Much of the preparation involves personal hygiene and common sense avoidance of germs including:
- Respiratory etiquette (coughing into your sleeve)
- Personal protective equipment
- Social distancing
- Staying home from social events
- Washing hands frequently
- Using hand sanitizer
Emergency medical services such as the New York City Emergency Medical Services Fire Department experienced one of the first massive outbreaks of H1N1 in the spring of 2009. In response, the New York City Fire Department EMS adopted protocols for answering calls that might involve H1N1 cases. If a call came in from someone with a fever and cough, EMS personnel were required to wear complete NFPA 1999 compliant personal protective equipment ensembles on every call, including NFPA 1999 compliant gloves, gowns, N95 masks and eye protection.
This NFPA 1999 PPE requirement worked â€” very few of the EMS workers answering the H1N1 related calls contracted H1N1. Those who did contract the virus may have contracted it from their own sick children.
NFPA 1999 compliant PPE works
The H1N1 experience in New York City proved that NFPA 1999 compliant personal protective equipment works. The NFPA 1999 Standard on Protective Clothing for Emergency Medical Operations sets the minimum requirements for protective clothing that provides protection from bodily fluids and bloodborne pathogens.

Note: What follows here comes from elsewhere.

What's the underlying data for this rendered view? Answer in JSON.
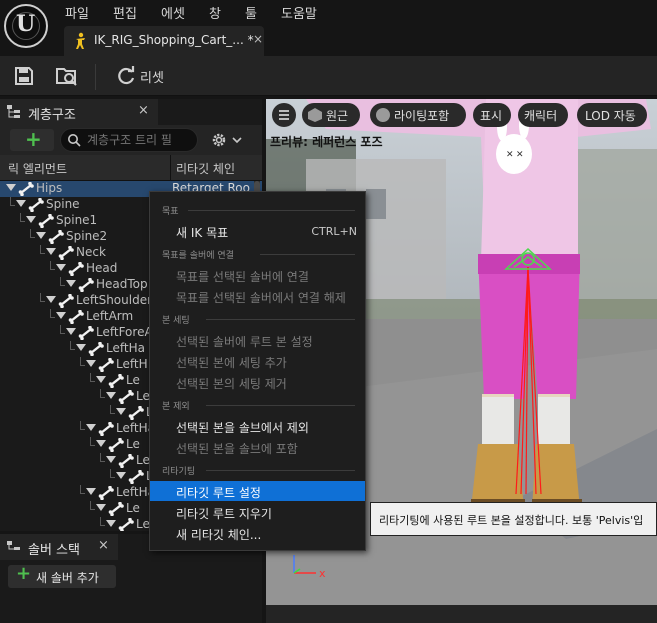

In order to pass the testing for compliance with NFPA 1999 Standard on Protective Clothing for Emergency Medical Operations, gloves have to pass the ASTM F 1671, Standard Test Method for Resistance of Materials Used in Protective Clothing to Penetration by Blood- Borne Pathogens Using Phi-X174 Bacteriophage Penetration as a test system. The model viral particle utilized for testing is 27 nanometers in size and is smaller than the 100-nanometer H1N1 swine flu virus. The test data show that NFPA 1999 compliant PPE does not allow the virus to penetrate. By requiring the use of these NFPA 1999 certified products, New York City protected its EMS providers, enabling them to sustain their continued efforts to deliver critical services to those in need.
At workplaces across the country, companies and government agencies are making similar decisions as to the best way to prevent the spread of H1N1. In many cases, the decision is being made to have workers wear disposable gloves that can protect them from contact with this global virus.